Nathan is a Maltese entrepreneur, renown business coach, athlete and philanthropist. He is also the chair of Inspire, one of Malta’s most active charitable organisations which provides support to people with disability, offering educational, therapeutic and independent living services for both children and adults.

Here’s a few highlights from our interview:

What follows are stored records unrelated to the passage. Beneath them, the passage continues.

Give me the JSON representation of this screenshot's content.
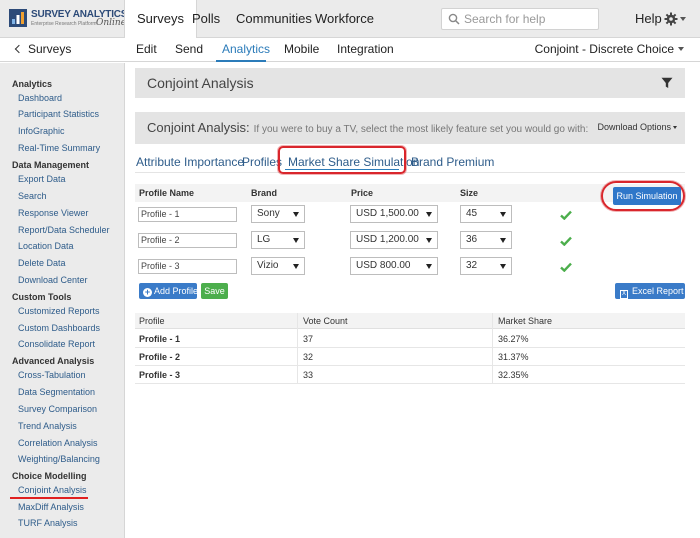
{
  "logo": {
    "brand": "SURVEY ANALYTICS",
    "tagline": "Enterprise Research Platform",
    "script": "Online"
  },
  "topnav": {
    "items": [
      "Surveys",
      "Polls",
      "Communities",
      "Workforce"
    ],
    "active": "Surveys"
  },
  "search": {
    "placeholder": "Search for help"
  },
  "help_label": "Help",
  "subnav": {
    "back_label": "Surveys",
    "items": [
      "Edit",
      "Send",
      "Analytics",
      "Mobile",
      "Integration"
    ],
    "active": "Analytics",
    "project": "Conjoint - Discrete Choice"
  },
  "sidebar": {
    "sections": [
      {
        "heading": "Analytics",
        "items": [
          "Dashboard",
          "Participant Statistics",
          "InfoGraphic",
          "Real-Time Summary"
        ]
      },
      {
        "heading": "Data Management",
        "items": [
          "Export Data",
          "Search",
          "Response Viewer",
          "Report/Data Scheduler",
          "Location Data",
          "Delete Data",
          "Download Center"
        ]
      },
      {
        "heading": "Custom Tools",
        "items": [
          "Customized Reports",
          "Custom Dashboards",
          "Consolidate Report"
        ]
      },
      {
        "heading": "Advanced Analysis",
        "items": [
          "Cross-Tabulation",
          "Data Segmentation",
          "Survey Comparison",
          "Trend Analysis",
          "Correlation Analysis",
          "Weighting/Balancing"
        ]
      },
      {
        "heading": "Choice Modelling",
        "items": [
          "Conjoint Analysis",
          "MaxDiff Analysis",
          "TURF Analysis"
        ]
      }
    ],
    "active_item": "Conjoint Analysis"
  },
  "page": {
    "title": "Conjoint Analysis",
    "subtitle": "Conjoint Analysis:",
    "question": "If you were to buy a TV, select the most likely feature set you would go with:",
    "download_options": "Download Options"
  },
  "tabs": [
    "Attribute Importance",
    "Profiles",
    "Market Share Simulation",
    "Brand Premium"
  ],
  "active_tab": "Market Share Simulation",
  "simulation": {
    "headers": {
      "profile_name": "Profile Name",
      "brand": "Brand",
      "price": "Price",
      "size": "Size"
    },
    "rows": [
      {
        "profile": "Profile - 1",
        "brand": "Sony",
        "price": "USD 1,500.00",
        "size": "45"
      },
      {
        "profile": "Profile - 2",
        "brand": "LG",
        "price": "USD 1,200.00",
        "size": "36"
      },
      {
        "profile": "Profile - 3",
        "brand": "Vizio",
        "price": "USD 800.00",
        "size": "32"
      }
    ],
    "run_label": "Run Simulation",
    "add_profile_label": "Add Profile",
    "save_label": "Save",
    "excel_label": "Excel Report"
  },
  "results": {
    "headers": {
      "profile": "Profile",
      "vote_count": "Vote Count",
      "market_share": "Market Share"
    },
    "rows": [
      {
        "profile": "Profile - 1",
        "vote_count": "37",
        "market_share": "36.27%"
      },
      {
        "profile": "Profile - 2",
        "vote_count": "32",
        "market_share": "31.37%"
      },
      {
        "profile": "Profile - 3",
        "vote_count": "33",
        "market_share": "32.35%"
      }
    ]
  },
  "colors": {
    "accent": "#2b7bb9",
    "highlight": "#d9262c",
    "success": "#4cae4c"
  }
}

  • Nathan, thank you for being our guest and accepting to share your thoughts on Responsible Gaming.
    Through your work over the years, you have helped thousands of people in need. How would you wish to be remembered?
    NF: Having inspired people to take care of themselves, in order to be of service to others.
  • If there was a feature that you could change in every person, what would it be?
    NF: I would like to see more compassion and empathy in people.
  • Who left the strongest impression on you professionally, and why?
    NF: Douglas Barbaro Sant, on the value of kindness.
  • Being Maltese, you live in a major hub for the gambling industry. What’s your view of this business?
    NF: As an observer, I see it as a form of entertainment and pastime to some, and a business/job for others.
  • And what is your personal relationship with gambling? Are you a gambler?
    NF: No, I am not a gambler.
  • What don’t you like about the gambling industry?
    NF: The ‘addictive by design’ way of building their products.
  • Do you think companies should do more in the field of Responsible Gaming?
    NF: Absolutely!
  • How do you think the gambling business can find the balance for long term sustainability?
    NF: Whilst humans will tend towards selfishness and profits, regulators need to create the balance. True change will come from educating young people to make the right choices.
  • What would you tell your children if you notice they start to show excitement toward gambling?
    NF: Educating them about the consequences of losing control, as well as simple ways to ring-fence funds to not exceed the limits.
  • What advice would you give to current gamblers?
    NF: When you stop enjoying it or see that the stress of losing is affecting you negatively, take a long break and let your brain come off the dopamine kick – like you would with drugs.

One of the most interesting – and probably not discussed enough – topics brought up by Nathan is the tendency from game providers and operators, to create products that are designed to be addictive.

The glowing lights, the cool animations, the coin dropping sounds – these are all psychological tricks, well-known to cause excitement in gamblers. There is one practice though which is particularly shady: the so called ‘losses disguised as wins‘ (LDWs).

To understand in what it consists, think of a multiline slot machine: when you bet 1 credit on 20 different lines, you have wagered a total of 20 credits on the next spin. Now, if your spin results in a 10x win on only one of those lines, the slot will start flashing and making winning sounds, when in fact you have won only 10 over the 20 originally wagered, suffering a net loss of 10 credits.

Interestingly, a recent study lead by Dr. Mike J. Dixon, from the University of Waterloo in Canada, showed that unaware gamblers drastically overestimate their winnings when exposed to LDWs.

The research consisted in giving one group of participants an educational video on slot machines, which explained the concept of losses disguised as wins, while another group of participants was shown a video unrelated to gambling. After being shown the videos, all participants played several rounds on slot machines.

After the session, all players had won on average about 10% of their total spins. However, when asked about their performance, the group of people who were informed about LDWs guessed that about 12% of their spins were won, while the group that watched the unrelated video thought they had won 23% of spins.

As Nathan said, true change will come from educating people.

If company won’t self regulate and modify their practices, to provide easy access to such educative materials could likely help new gamblers stray away from addictive behaviours.

Maurizio Savino